> _RECORDS FOR THE TASK_
:::::

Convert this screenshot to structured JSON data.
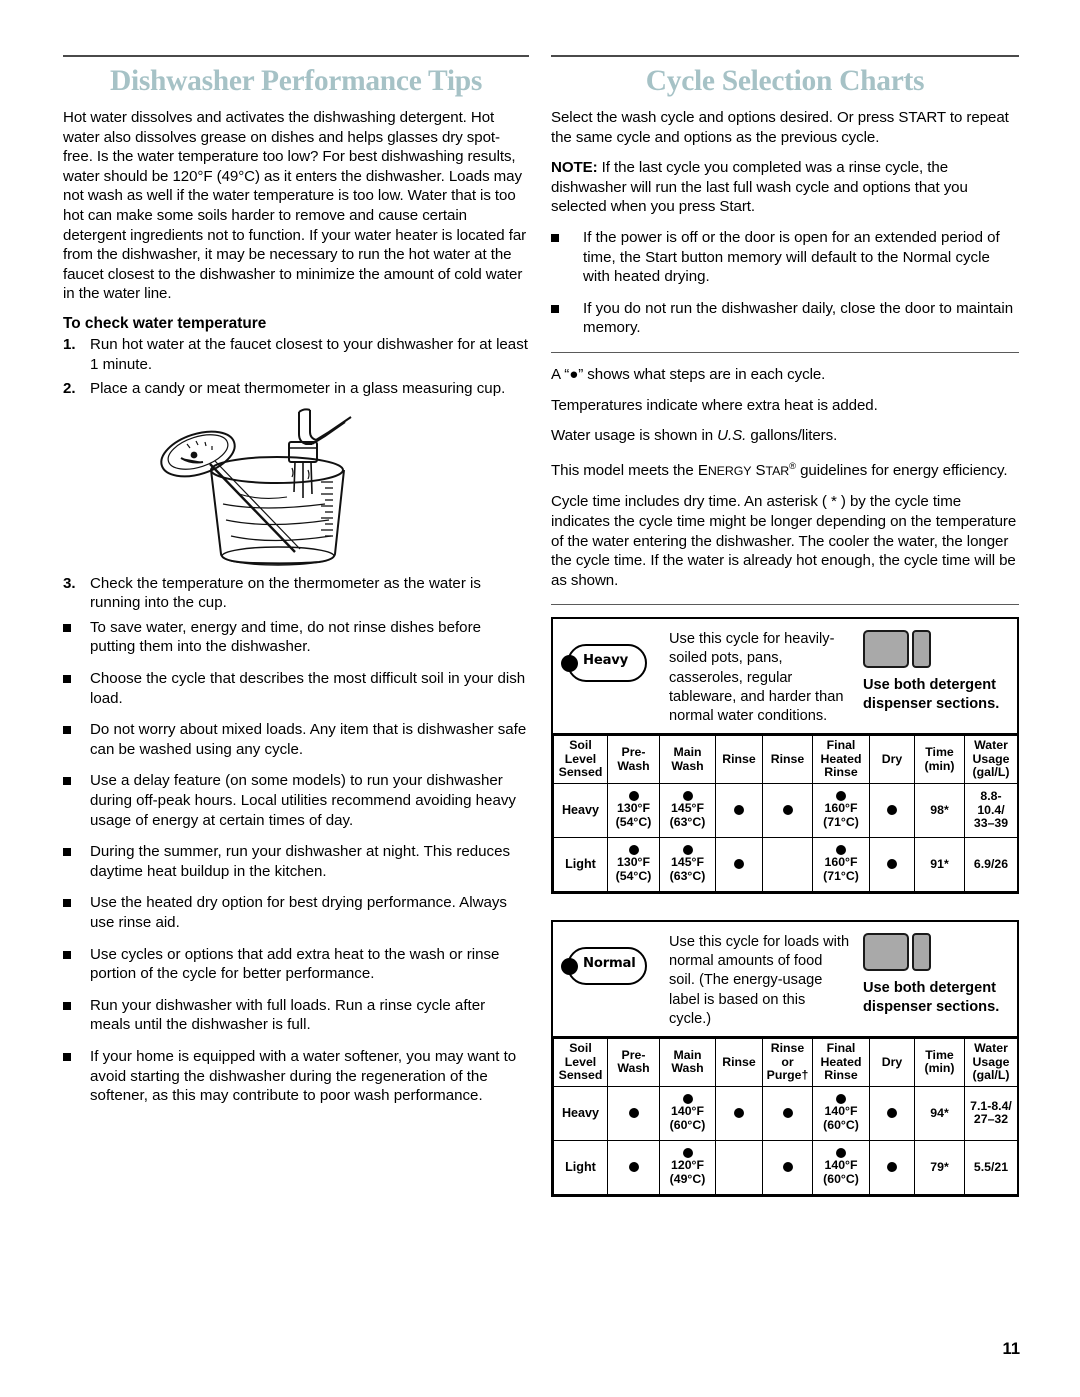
{
  "page": {
    "number": "11"
  },
  "left": {
    "title": "Dishwasher Performance Tips",
    "intro": "Hot water dissolves and activates the dishwashing detergent. Hot water also dissolves grease on dishes and helps glasses dry spot-free. Is the water temperature too low? For best dishwashing results, water should be 120°F (49°C) as it enters the dishwasher. Loads may not wash as well if the water temperature is too low. Water that is too hot can make some soils harder to remove and cause certain detergent ingredients not to function. If your water heater is located far from the dishwasher, it may be necessary to run the hot water at the faucet closest to the dishwasher to minimize the amount of cold water in the water line.",
    "subhead": "To check water temperature",
    "steps": [
      {
        "num": "1.",
        "text": "Run hot water at the faucet closest to your dishwasher for at least 1 minute."
      },
      {
        "num": "2.",
        "text": "Place a candy or meat thermometer in a glass measuring cup."
      }
    ],
    "step3": {
      "num": "3.",
      "text": "Check the temperature on the thermometer as the water is running into the cup."
    },
    "illustration_name": "measuring-cup-thermometer-faucet",
    "bullets": [
      "To save water, energy and time, do not rinse dishes before putting them into the dishwasher.",
      "Choose the cycle that describes the most difficult soil in your dish load.",
      "Do not worry about mixed loads. Any item that is dishwasher safe can be washed using any cycle.",
      "Use a delay feature (on some models) to run your dishwasher during off-peak hours. Local utilities recommend avoiding heavy usage of energy at certain times of day.",
      "During the summer, run your dishwasher at night. This reduces daytime heat buildup in the kitchen.",
      "Use the heated dry option for best drying performance. Always use rinse aid.",
      "Use cycles or options that add extra heat to the wash or rinse portion of the cycle for better performance.",
      "Run your dishwasher with full loads. Run a rinse cycle after meals until the dishwasher is full.",
      "If your home is equipped with a water softener, you may want to avoid starting the dishwasher during the regeneration of the softener, as this may contribute to poor wash performance."
    ]
  },
  "right": {
    "title": "Cycle Selection Charts",
    "intro": "Select the wash cycle and options desired. Or press START to repeat the same cycle and options as the previous cycle.",
    "note_label": "NOTE:",
    "note_text": " If the last cycle you completed was a rinse cycle, the dishwasher will run the last full wash cycle and options that you selected when you press Start.",
    "bullets": [
      "If the power is off or the door is open for an extended period of time, the Start button memory will default to the Normal cycle with heated drying.",
      "If you do not run the dishwasher daily, close the door to maintain memory."
    ],
    "legend": [
      "A “●” shows what steps are in each cycle.",
      "Temperatures indicate where extra heat is added.",
      "Water usage is shown in U.S. gallons/liters.",
      "This model meets the ENERGY STAR® guidelines for energy efficiency.",
      "Cycle time includes dry time. An asterisk ( * ) by the cycle time indicates the cycle time might be longer depending on the temperature of the water entering the dishwasher. The cooler the water, the longer the cycle time. If the water is already hot enough, the cycle time will be as shown."
    ],
    "legend_water_prefix": "Water usage is shown in ",
    "legend_water_italic": "U.S.",
    "legend_water_suffix": " gallons/liters.",
    "legend_energy_prefix": "This model meets the ",
    "legend_energy_sc1": "E",
    "legend_energy_sc1b": "NERGY",
    "legend_energy_sc2": "S",
    "legend_energy_sc2b": "TAR",
    "legend_energy_sup": "®",
    "legend_energy_suffix": " guidelines for energy efficiency."
  },
  "chart_data": [
    {
      "type": "table",
      "title": "Heavy",
      "badge_label": "Heavy",
      "description": "Use this cycle for heavily-soiled pots, pans, casseroles, regular tableware, and harder than normal water conditions.",
      "dispenser_note": "Use both detergent dispenser sections.",
      "columns": [
        "Soil Level Sensed",
        "Pre- Wash",
        "Main Wash",
        "Rinse",
        "Rinse",
        "Final Heated Rinse",
        "Dry",
        "Time (min)",
        "Water Usage (gal/L)"
      ],
      "column_lines": [
        [
          "Soil",
          "Level",
          "Sensed"
        ],
        [
          "Pre-",
          "Wash"
        ],
        [
          "Main",
          "Wash"
        ],
        [
          "Rinse"
        ],
        [
          "Rinse"
        ],
        [
          "Final",
          "Heated",
          "Rinse"
        ],
        [
          "Dry"
        ],
        [
          "Time",
          "(min)"
        ],
        [
          "Water",
          "Usage",
          "(gal/L)"
        ]
      ],
      "rows": [
        {
          "level": "Heavy",
          "cells": [
            {
              "dot": true,
              "temp_f": "130°F",
              "temp_c": "(54°C)"
            },
            {
              "dot": true,
              "temp_f": "145°F",
              "temp_c": "(63°C)"
            },
            {
              "dot": true
            },
            {
              "dot": true
            },
            {
              "dot": true,
              "temp_f": "160°F",
              "temp_c": "(71°C)"
            },
            {
              "dot": true
            },
            {
              "text": "98*"
            },
            {
              "lines": [
                "8.8-",
                "10.4/",
                "33–39"
              ]
            }
          ]
        },
        {
          "level": "Light",
          "cells": [
            {
              "dot": true,
              "temp_f": "130°F",
              "temp_c": "(54°C)"
            },
            {
              "dot": true,
              "temp_f": "145°F",
              "temp_c": "(63°C)"
            },
            {
              "dot": true
            },
            {},
            {
              "dot": true,
              "temp_f": "160°F",
              "temp_c": "(71°C)"
            },
            {
              "dot": true
            },
            {
              "text": "91*"
            },
            {
              "text": "6.9/26"
            }
          ]
        }
      ]
    },
    {
      "type": "table",
      "title": "Normal",
      "badge_label": "Normal",
      "description": "Use this cycle for loads with normal amounts of food soil. (The energy-usage label is based on this cycle.)",
      "dispenser_note": "Use both detergent dispenser sections.",
      "columns": [
        "Soil Level Sensed",
        "Pre- Wash",
        "Main Wash",
        "Rinse",
        "Rinse or Purge†",
        "Final Heated Rinse",
        "Dry",
        "Time (min)",
        "Water Usage (gal/L)"
      ],
      "column_lines": [
        [
          "Soil",
          "Level",
          "Sensed"
        ],
        [
          "Pre-",
          "Wash"
        ],
        [
          "Main",
          "Wash"
        ],
        [
          "Rinse"
        ],
        [
          "Rinse",
          "or",
          "Purge†"
        ],
        [
          "Final",
          "Heated",
          "Rinse"
        ],
        [
          "Dry"
        ],
        [
          "Time",
          "(min)"
        ],
        [
          "Water",
          "Usage",
          "(gal/L)"
        ]
      ],
      "rows": [
        {
          "level": "Heavy",
          "cells": [
            {
              "dot": true
            },
            {
              "dot": true,
              "temp_f": "140°F",
              "temp_c": "(60°C)"
            },
            {
              "dot": true
            },
            {
              "dot": true
            },
            {
              "dot": true,
              "temp_f": "140°F",
              "temp_c": "(60°C)"
            },
            {
              "dot": true
            },
            {
              "text": "94*"
            },
            {
              "lines": [
                "7.1-8.4/",
                "27–32"
              ]
            }
          ]
        },
        {
          "level": "Light",
          "cells": [
            {
              "dot": true
            },
            {
              "dot": true,
              "temp_f": "120°F",
              "temp_c": "(49°C)"
            },
            {},
            {
              "dot": true
            },
            {
              "dot": true,
              "temp_f": "140°F",
              "temp_c": "(60°C)"
            },
            {
              "dot": true
            },
            {
              "text": "79*"
            },
            {
              "text": "5.5/21"
            }
          ]
        }
      ]
    }
  ]
}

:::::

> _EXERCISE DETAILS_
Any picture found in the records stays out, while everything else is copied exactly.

> _ANSWER BELOW_
Convert this screenshot to structured JSON data.
{
  "page": {
    "number": "11"
  },
  "left": {
    "title": "Dishwasher Performance Tips",
    "intro": "Hot water dissolves and activates the dishwashing detergent. Hot water also dissolves grease on dishes and helps glasses dry spot-free. Is the water temperature too low? For best dishwashing results, water should be 120°F (49°C) as it enters the dishwasher. Loads may not wash as well if the water temperature is too low. Water that is too hot can make some soils harder to remove and cause certain detergent ingredients not to function. If your water heater is located far from the dishwasher, it may be necessary to run the hot water at the faucet closest to the dishwasher to minimize the amount of cold water in the water line.",
    "subhead": "To check water temperature",
    "steps": [
      {
        "num": "1.",
        "text": "Run hot water at the faucet closest to your dishwasher for at least 1 minute."
      },
      {
        "num": "2.",
        "text": "Place a candy or meat thermometer in a glass measuring cup."
      }
    ],
    "step3": {
      "num": "3.",
      "text": "Check the temperature on the thermometer as the water is running into the cup."
    },
    "illustration_name": "measuring-cup-thermometer-faucet",
    "bullets": [
      "To save water, energy and time, do not rinse dishes before putting them into the dishwasher.",
      "Choose the cycle that describes the most difficult soil in your dish load.",
      "Do not worry about mixed loads. Any item that is dishwasher safe can be washed using any cycle.",
      "Use a delay feature (on some models) to run your dishwasher during off-peak hours. Local utilities recommend avoiding heavy usage of energy at certain times of day.",
      "During the summer, run your dishwasher at night. This reduces daytime heat buildup in the kitchen.",
      "Use the heated dry option for best drying performance. Always use rinse aid.",
      "Use cycles or options that add extra heat to the wash or rinse portion of the cycle for better performance.",
      "Run your dishwasher with full loads. Run a rinse cycle after meals until the dishwasher is full.",
      "If your home is equipped with a water softener, you may want to avoid starting the dishwasher during the regeneration of the softener, as this may contribute to poor wash performance."
    ]
  },
  "right": {
    "title": "Cycle Selection Charts",
    "intro": "Select the wash cycle and options desired. Or press START to repeat the same cycle and options as the previous cycle.",
    "note_label": "NOTE:",
    "note_text": " If the last cycle you completed was a rinse cycle, the dishwasher will run the last full wash cycle and options that you selected when you press Start.",
    "bullets": [
      "If the power is off or the door is open for an extended period of time, the Start button memory will default to the Normal cycle with heated drying.",
      "If you do not run the dishwasher daily, close the door to maintain memory."
    ],
    "legend": [
      "A “●” shows what steps are in each cycle.",
      "Temperatures indicate where extra heat is added.",
      "Water usage is shown in U.S. gallons/liters.",
      "This model meets the ENERGY STAR® guidelines for energy efficiency.",
      "Cycle time includes dry time. An asterisk ( * ) by the cycle time indicates the cycle time might be longer depending on the temperature of the water entering the dishwasher. The cooler the water, the longer the cycle time. If the water is already hot enough, the cycle time will be as shown."
    ],
    "legend_water_prefix": "Water usage is shown in ",
    "legend_water_italic": "U.S.",
    "legend_water_suffix": " gallons/liters.",
    "legend_energy_prefix": "This model meets the ",
    "legend_energy_sc1": "E",
    "legend_energy_sc1b": "NERGY",
    "legend_energy_sc2": "S",
    "legend_energy_sc2b": "TAR",
    "legend_energy_sup": "®",
    "legend_energy_suffix": " guidelines for energy efficiency."
  },
  "chart_data": [
    {
      "type": "table",
      "title": "Heavy",
      "badge_label": "Heavy",
      "description": "Use this cycle for heavily-soiled pots, pans, casseroles, regular tableware, and harder than normal water conditions.",
      "dispenser_note": "Use both detergent dispenser sections.",
      "columns": [
        "Soil Level Sensed",
        "Pre- Wash",
        "Main Wash",
        "Rinse",
        "Rinse",
        "Final Heated Rinse",
        "Dry",
        "Time (min)",
        "Water Usage (gal/L)"
      ],
      "column_lines": [
        [
          "Soil",
          "Level",
          "Sensed"
        ],
        [
          "Pre-",
          "Wash"
        ],
        [
          "Main",
          "Wash"
        ],
        [
          "Rinse"
        ],
        [
          "Rinse"
        ],
        [
          "Final",
          "Heated",
          "Rinse"
        ],
        [
          "Dry"
        ],
        [
          "Time",
          "(min)"
        ],
        [
          "Water",
          "Usage",
          "(gal/L)"
        ]
      ],
      "rows": [
        {
          "level": "Heavy",
          "cells": [
            {
              "dot": true,
              "temp_f": "130°F",
              "temp_c": "(54°C)"
            },
            {
              "dot": true,
              "temp_f": "145°F",
              "temp_c": "(63°C)"
            },
            {
              "dot": true
            },
            {
              "dot": true
            },
            {
              "dot": true,
              "temp_f": "160°F",
              "temp_c": "(71°C)"
            },
            {
              "dot": true
            },
            {
              "text": "98*"
            },
            {
              "lines": [
                "8.8-",
                "10.4/",
                "33–39"
              ]
            }
          ]
        },
        {
          "level": "Light",
          "cells": [
            {
              "dot": true,
              "temp_f": "130°F",
              "temp_c": "(54°C)"
            },
            {
              "dot": true,
              "temp_f": "145°F",
              "temp_c": "(63°C)"
            },
            {
              "dot": true
            },
            {},
            {
              "dot": true,
              "temp_f": "160°F",
              "temp_c": "(71°C)"
            },
            {
              "dot": true
            },
            {
              "text": "91*"
            },
            {
              "text": "6.9/26"
            }
          ]
        }
      ]
    },
    {
      "type": "table",
      "title": "Normal",
      "badge_label": "Normal",
      "description": "Use this cycle for loads with normal amounts of food soil. (The energy-usage label is based on this cycle.)",
      "dispenser_note": "Use both detergent dispenser sections.",
      "columns": [
        "Soil Level Sensed",
        "Pre- Wash",
        "Main Wash",
        "Rinse",
        "Rinse or Purge†",
        "Final Heated Rinse",
        "Dry",
        "Time (min)",
        "Water Usage (gal/L)"
      ],
      "column_lines": [
        [
          "Soil",
          "Level",
          "Sensed"
        ],
        [
          "Pre-",
          "Wash"
        ],
        [
          "Main",
          "Wash"
        ],
        [
          "Rinse"
        ],
        [
          "Rinse",
          "or",
          "Purge†"
        ],
        [
          "Final",
          "Heated",
          "Rinse"
        ],
        [
          "Dry"
        ],
        [
          "Time",
          "(min)"
        ],
        [
          "Water",
          "Usage",
          "(gal/L)"
        ]
      ],
      "rows": [
        {
          "level": "Heavy",
          "cells": [
            {
              "dot": true
            },
            {
              "dot": true,
              "temp_f": "140°F",
              "temp_c": "(60°C)"
            },
            {
              "dot": true
            },
            {
              "dot": true
            },
            {
              "dot": true,
              "temp_f": "140°F",
              "temp_c": "(60°C)"
            },
            {
              "dot": true
            },
            {
              "text": "94*"
            },
            {
              "lines": [
                "7.1-8.4/",
                "27–32"
              ]
            }
          ]
        },
        {
          "level": "Light",
          "cells": [
            {
              "dot": true
            },
            {
              "dot": true,
              "temp_f": "120°F",
              "temp_c": "(49°C)"
            },
            {},
            {
              "dot": true
            },
            {
              "dot": true,
              "temp_f": "140°F",
              "temp_c": "(60°C)"
            },
            {
              "dot": true
            },
            {
              "text": "79*"
            },
            {
              "text": "5.5/21"
            }
          ]
        }
      ]
    }
  ]
}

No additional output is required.